EXERCISE AIM:
Lines with "What": pull these out of the listing below.

DATA TO USE below:

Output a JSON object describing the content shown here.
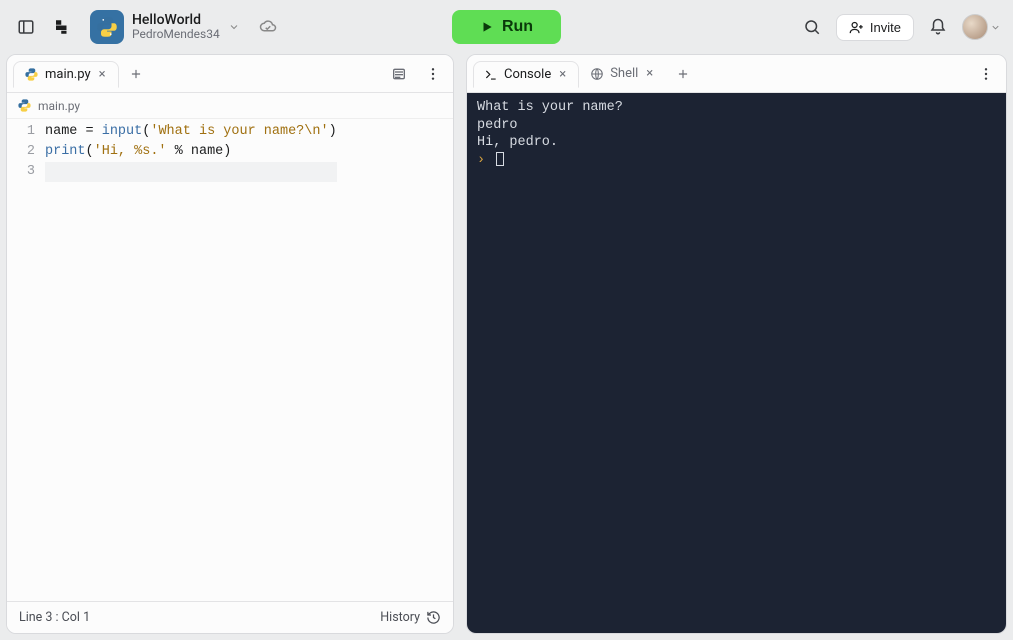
{
  "header": {
    "repl_name": "HelloWorld",
    "owner": "PedroMendes34",
    "run_label": "Run",
    "invite_label": "Invite"
  },
  "editor": {
    "tab_label": "main.py",
    "breadcrumb": "main.py",
    "lines": [
      {
        "num": "1",
        "tokens": [
          {
            "text": "name",
            "cls": "tk-name"
          },
          {
            "text": " ",
            "cls": ""
          },
          {
            "text": "=",
            "cls": "tk-op"
          },
          {
            "text": " ",
            "cls": ""
          },
          {
            "text": "input",
            "cls": "tk-func"
          },
          {
            "text": "(",
            "cls": "tk-punc"
          },
          {
            "text": "'What is your name?\\n'",
            "cls": "tk-str"
          },
          {
            "text": ")",
            "cls": "tk-punc"
          }
        ]
      },
      {
        "num": "2",
        "tokens": [
          {
            "text": "print",
            "cls": "tk-func"
          },
          {
            "text": "(",
            "cls": "tk-punc"
          },
          {
            "text": "'Hi, %s.'",
            "cls": "tk-str"
          },
          {
            "text": " ",
            "cls": ""
          },
          {
            "text": "%",
            "cls": "tk-op"
          },
          {
            "text": " ",
            "cls": ""
          },
          {
            "text": "name",
            "cls": "tk-name"
          },
          {
            "text": ")",
            "cls": "tk-punc"
          }
        ]
      },
      {
        "num": "3",
        "tokens": [],
        "current": true
      }
    ],
    "status_left": "Line 3 : Col 1",
    "status_right": "History"
  },
  "console": {
    "tab_console": "Console",
    "tab_shell": "Shell",
    "lines": [
      "What is your name?",
      "pedro",
      "Hi, pedro."
    ],
    "prompt": "›"
  }
}
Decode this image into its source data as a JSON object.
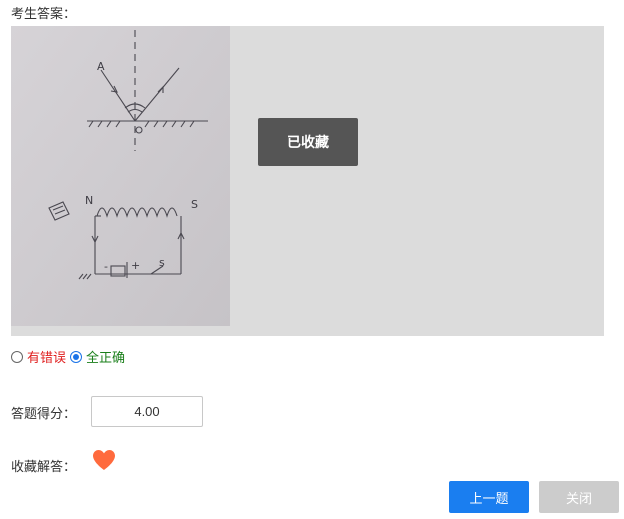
{
  "answer_section": {
    "title": "考生答案：",
    "collected_label": "已收藏",
    "sketch_labels": {
      "ray_label": "A",
      "north": "N",
      "south": "S",
      "minus": "-",
      "plus": "+",
      "switch": "s"
    }
  },
  "judgement": {
    "options": [
      {
        "label": "有错误",
        "checked": false,
        "color": "#e02020"
      },
      {
        "label": "全正确",
        "checked": true,
        "color": "#1a7f1a"
      }
    ]
  },
  "score": {
    "label": "答题得分：",
    "value": "4.00"
  },
  "favorite": {
    "label": "收藏解答：",
    "icon": "heart-icon",
    "color": "#ff6a3d"
  },
  "buttons": {
    "prev": "上一题",
    "close": "关闭"
  },
  "colors": {
    "primary": "#1a7ef0",
    "disabled": "#cccccc",
    "badge": "#555555"
  }
}
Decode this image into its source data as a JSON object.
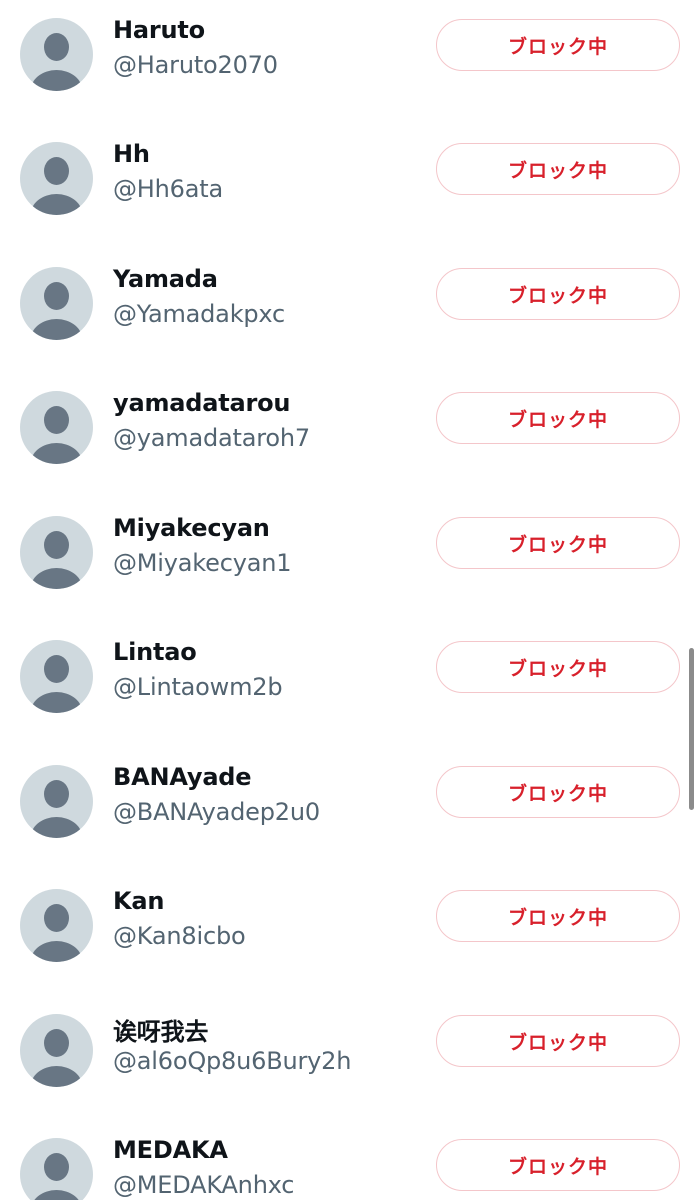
{
  "blocked_users": [
    {
      "name": "Haruto",
      "handle": "@Haruto2070",
      "button_label": "ブロック中"
    },
    {
      "name": "Hh",
      "handle": "@Hh6ata",
      "button_label": "ブロック中"
    },
    {
      "name": "Yamada",
      "handle": "@Yamadakpxc",
      "button_label": "ブロック中"
    },
    {
      "name": "yamadatarou",
      "handle": "@yamadataroh7",
      "button_label": "ブロック中"
    },
    {
      "name": "Miyakecyan",
      "handle": "@Miyakecyan1",
      "button_label": "ブロック中"
    },
    {
      "name": "Lintao",
      "handle": "@Lintaowm2b",
      "button_label": "ブロック中"
    },
    {
      "name": "BANAyade",
      "handle": "@BANAyadep2u0",
      "button_label": "ブロック中"
    },
    {
      "name": "Kan",
      "handle": "@Kan8icbo",
      "button_label": "ブロック中"
    },
    {
      "name": "诶呀我去",
      "handle": "@al6oQp8u6Bury2h",
      "button_label": "ブロック中"
    },
    {
      "name": "MEDAKA",
      "handle": "@MEDAKAnhxc",
      "button_label": "ブロック中"
    }
  ],
  "colors": {
    "button_text": "#d8202b",
    "button_border": "#f4c6ca",
    "avatar_bg": "#cfd9de",
    "avatar_figure": "#687684",
    "name_text": "#0f1419",
    "handle_text": "#536471"
  },
  "icons": {
    "avatar": "default-profile-silhouette-icon"
  }
}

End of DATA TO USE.

ANSWER TO THIS PROBLEM:
            "text": "'What is your name?\\n'",
      "What is your name?",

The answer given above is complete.